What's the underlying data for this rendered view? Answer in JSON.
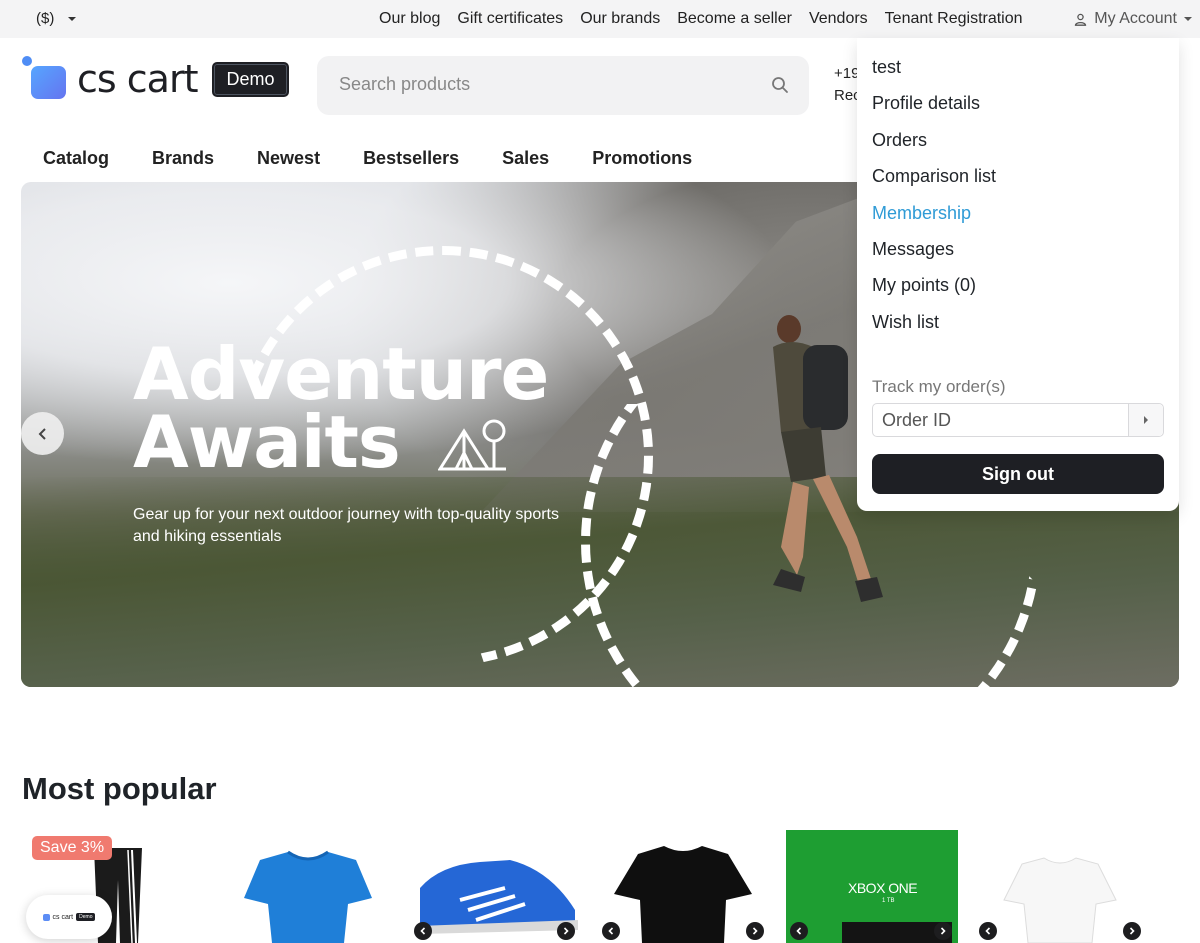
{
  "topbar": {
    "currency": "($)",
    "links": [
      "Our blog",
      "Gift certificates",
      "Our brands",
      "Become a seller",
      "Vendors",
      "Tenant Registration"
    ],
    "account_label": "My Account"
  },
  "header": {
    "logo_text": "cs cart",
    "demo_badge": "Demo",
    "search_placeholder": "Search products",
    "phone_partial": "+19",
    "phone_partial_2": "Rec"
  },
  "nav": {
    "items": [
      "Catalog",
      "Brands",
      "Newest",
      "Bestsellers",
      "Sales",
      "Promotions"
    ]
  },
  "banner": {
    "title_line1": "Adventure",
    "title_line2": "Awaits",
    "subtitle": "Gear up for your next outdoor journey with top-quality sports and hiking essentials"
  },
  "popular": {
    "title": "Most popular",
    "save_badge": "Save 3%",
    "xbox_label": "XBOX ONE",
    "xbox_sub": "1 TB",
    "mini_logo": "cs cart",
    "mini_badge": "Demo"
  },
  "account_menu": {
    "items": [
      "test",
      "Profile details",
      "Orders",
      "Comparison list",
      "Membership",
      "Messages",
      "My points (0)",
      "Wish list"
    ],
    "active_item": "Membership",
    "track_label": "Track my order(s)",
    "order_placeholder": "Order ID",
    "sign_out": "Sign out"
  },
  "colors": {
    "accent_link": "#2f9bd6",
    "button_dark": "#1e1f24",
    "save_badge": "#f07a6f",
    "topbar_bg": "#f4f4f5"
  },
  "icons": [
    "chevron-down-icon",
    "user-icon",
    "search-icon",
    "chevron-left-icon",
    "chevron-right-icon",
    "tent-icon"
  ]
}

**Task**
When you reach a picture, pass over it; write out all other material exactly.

**Task output**
What's the underlying data for this rendered view? Answer in JSON.
{
  "topbar": {
    "currency": "($)",
    "links": [
      "Our blog",
      "Gift certificates",
      "Our brands",
      "Become a seller",
      "Vendors",
      "Tenant Registration"
    ],
    "account_label": "My Account"
  },
  "header": {
    "logo_text": "cs cart",
    "demo_badge": "Demo",
    "search_placeholder": "Search products",
    "phone_partial": "+19",
    "phone_partial_2": "Rec"
  },
  "nav": {
    "items": [
      "Catalog",
      "Brands",
      "Newest",
      "Bestsellers",
      "Sales",
      "Promotions"
    ]
  },
  "banner": {
    "title_line1": "Adventure",
    "title_line2": "Awaits",
    "subtitle": "Gear up for your next outdoor journey with top-quality sports and hiking essentials"
  },
  "popular": {
    "title": "Most popular",
    "save_badge": "Save 3%",
    "xbox_label": "XBOX ONE",
    "xbox_sub": "1 TB",
    "mini_logo": "cs cart",
    "mini_badge": "Demo"
  },
  "account_menu": {
    "items": [
      "test",
      "Profile details",
      "Orders",
      "Comparison list",
      "Membership",
      "Messages",
      "My points (0)",
      "Wish list"
    ],
    "active_item": "Membership",
    "track_label": "Track my order(s)",
    "order_placeholder": "Order ID",
    "sign_out": "Sign out"
  },
  "colors": {
    "accent_link": "#2f9bd6",
    "button_dark": "#1e1f24",
    "save_badge": "#f07a6f",
    "topbar_bg": "#f4f4f5"
  },
  "icons": [
    "chevron-down-icon",
    "user-icon",
    "search-icon",
    "chevron-left-icon",
    "chevron-right-icon",
    "tent-icon"
  ]
}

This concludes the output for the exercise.